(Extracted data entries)

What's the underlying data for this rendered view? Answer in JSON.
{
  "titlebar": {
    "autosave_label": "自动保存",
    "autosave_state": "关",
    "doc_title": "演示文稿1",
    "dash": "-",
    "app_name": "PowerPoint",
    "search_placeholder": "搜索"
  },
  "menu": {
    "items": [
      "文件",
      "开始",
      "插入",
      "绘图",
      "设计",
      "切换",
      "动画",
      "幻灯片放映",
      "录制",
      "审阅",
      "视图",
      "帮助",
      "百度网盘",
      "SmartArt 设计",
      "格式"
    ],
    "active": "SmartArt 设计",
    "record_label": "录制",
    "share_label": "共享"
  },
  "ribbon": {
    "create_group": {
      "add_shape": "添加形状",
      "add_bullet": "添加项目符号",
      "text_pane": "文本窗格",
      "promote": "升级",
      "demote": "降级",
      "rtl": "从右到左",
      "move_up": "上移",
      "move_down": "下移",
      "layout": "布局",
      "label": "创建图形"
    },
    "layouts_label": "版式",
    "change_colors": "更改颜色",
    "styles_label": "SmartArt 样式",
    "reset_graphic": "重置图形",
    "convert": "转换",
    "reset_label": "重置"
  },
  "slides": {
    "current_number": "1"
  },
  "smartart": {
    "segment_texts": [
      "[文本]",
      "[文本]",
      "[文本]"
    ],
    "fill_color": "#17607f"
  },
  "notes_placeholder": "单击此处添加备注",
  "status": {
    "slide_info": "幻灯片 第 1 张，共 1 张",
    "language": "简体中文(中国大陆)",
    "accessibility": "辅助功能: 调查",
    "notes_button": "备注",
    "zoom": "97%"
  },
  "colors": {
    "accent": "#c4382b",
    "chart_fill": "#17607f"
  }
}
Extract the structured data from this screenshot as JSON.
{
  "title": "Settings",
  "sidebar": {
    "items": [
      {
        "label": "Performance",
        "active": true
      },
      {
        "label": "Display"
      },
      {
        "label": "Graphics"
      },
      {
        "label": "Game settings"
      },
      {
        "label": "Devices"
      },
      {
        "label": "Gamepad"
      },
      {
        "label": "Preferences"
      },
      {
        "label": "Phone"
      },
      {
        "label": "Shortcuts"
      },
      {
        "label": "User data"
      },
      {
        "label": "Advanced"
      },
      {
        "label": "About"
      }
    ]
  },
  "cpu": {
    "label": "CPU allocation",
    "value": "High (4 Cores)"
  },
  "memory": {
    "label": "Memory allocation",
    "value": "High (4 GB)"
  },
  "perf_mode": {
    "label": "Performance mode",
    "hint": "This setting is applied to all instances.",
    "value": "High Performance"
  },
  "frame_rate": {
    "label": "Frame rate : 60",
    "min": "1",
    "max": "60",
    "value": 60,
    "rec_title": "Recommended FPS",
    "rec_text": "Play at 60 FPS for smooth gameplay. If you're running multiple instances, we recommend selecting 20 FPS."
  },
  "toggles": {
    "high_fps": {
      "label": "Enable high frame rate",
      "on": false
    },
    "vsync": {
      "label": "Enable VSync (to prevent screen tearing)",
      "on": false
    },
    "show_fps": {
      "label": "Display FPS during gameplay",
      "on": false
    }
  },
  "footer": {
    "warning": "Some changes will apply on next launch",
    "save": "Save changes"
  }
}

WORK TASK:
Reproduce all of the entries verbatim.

WRITTEN REPLY:
What's the underlying data for this rendered view? Answer in JSON.
{
  "titlebar": {
    "autosave_label": "自动保存",
    "autosave_state": "关",
    "doc_title": "演示文稿1",
    "dash": "-",
    "app_name": "PowerPoint",
    "search_placeholder": "搜索"
  },
  "menu": {
    "items": [
      "文件",
      "开始",
      "插入",
      "绘图",
      "设计",
      "切换",
      "动画",
      "幻灯片放映",
      "录制",
      "审阅",
      "视图",
      "帮助",
      "百度网盘",
      "SmartArt 设计",
      "格式"
    ],
    "active": "SmartArt 设计",
    "record_label": "录制",
    "share_label": "共享"
  },
  "ribbon": {
    "create_group": {
      "add_shape": "添加形状",
      "add_bullet": "添加项目符号",
      "text_pane": "文本窗格",
      "promote": "升级",
      "demote": "降级",
      "rtl": "从右到左",
      "move_up": "上移",
      "move_down": "下移",
      "layout": "布局",
      "label": "创建图形"
    },
    "layouts_label": "版式",
    "change_colors": "更改颜色",
    "styles_label": "SmartArt 样式",
    "reset_graphic": "重置图形",
    "convert": "转换",
    "reset_label": "重置"
  },
  "slides": {
    "current_number": "1"
  },
  "smartart": {
    "segment_texts": [
      "[文本]",
      "[文本]",
      "[文本]"
    ],
    "fill_color": "#17607f"
  },
  "notes_placeholder": "单击此处添加备注",
  "status": {
    "slide_info": "幻灯片 第 1 张，共 1 张",
    "language": "简体中文(中国大陆)",
    "accessibility": "辅助功能: 调查",
    "notes_button": "备注",
    "zoom": "97%"
  },
  "colors": {
    "accent": "#c4382b",
    "chart_fill": "#17607f"
  }
}
Extract the structured data from this screenshot as JSON.
{
  "title": "Settings",
  "sidebar": {
    "items": [
      {
        "label": "Performance",
        "active": true
      },
      {
        "label": "Display"
      },
      {
        "label": "Graphics"
      },
      {
        "label": "Game settings"
      },
      {
        "label": "Devices"
      },
      {
        "label": "Gamepad"
      },
      {
        "label": "Preferences"
      },
      {
        "label": "Phone"
      },
      {
        "label": "Shortcuts"
      },
      {
        "label": "User data"
      },
      {
        "label": "Advanced"
      },
      {
        "label": "About"
      }
    ]
  },
  "cpu": {
    "label": "CPU allocation",
    "value": "High (4 Cores)"
  },
  "memory": {
    "label": "Memory allocation",
    "value": "High (4 GB)"
  },
  "perf_mode": {
    "label": "Performance mode",
    "hint": "This setting is applied to all instances.",
    "value": "High Performance"
  },
  "frame_rate": {
    "label": "Frame rate : 60",
    "min": "1",
    "max": "60",
    "value": 60,
    "rec_title": "Recommended FPS",
    "rec_text": "Play at 60 FPS for smooth gameplay. If you're running multiple instances, we recommend selecting 20 FPS."
  },
  "toggles": {
    "high_fps": {
      "label": "Enable high frame rate",
      "on": false
    },
    "vsync": {
      "label": "Enable VSync (to prevent screen tearing)",
      "on": false
    },
    "show_fps": {
      "label": "Display FPS during gameplay",
      "on": false
    }
  },
  "footer": {
    "warning": "Some changes will apply on next launch",
    "save": "Save changes"
  }
}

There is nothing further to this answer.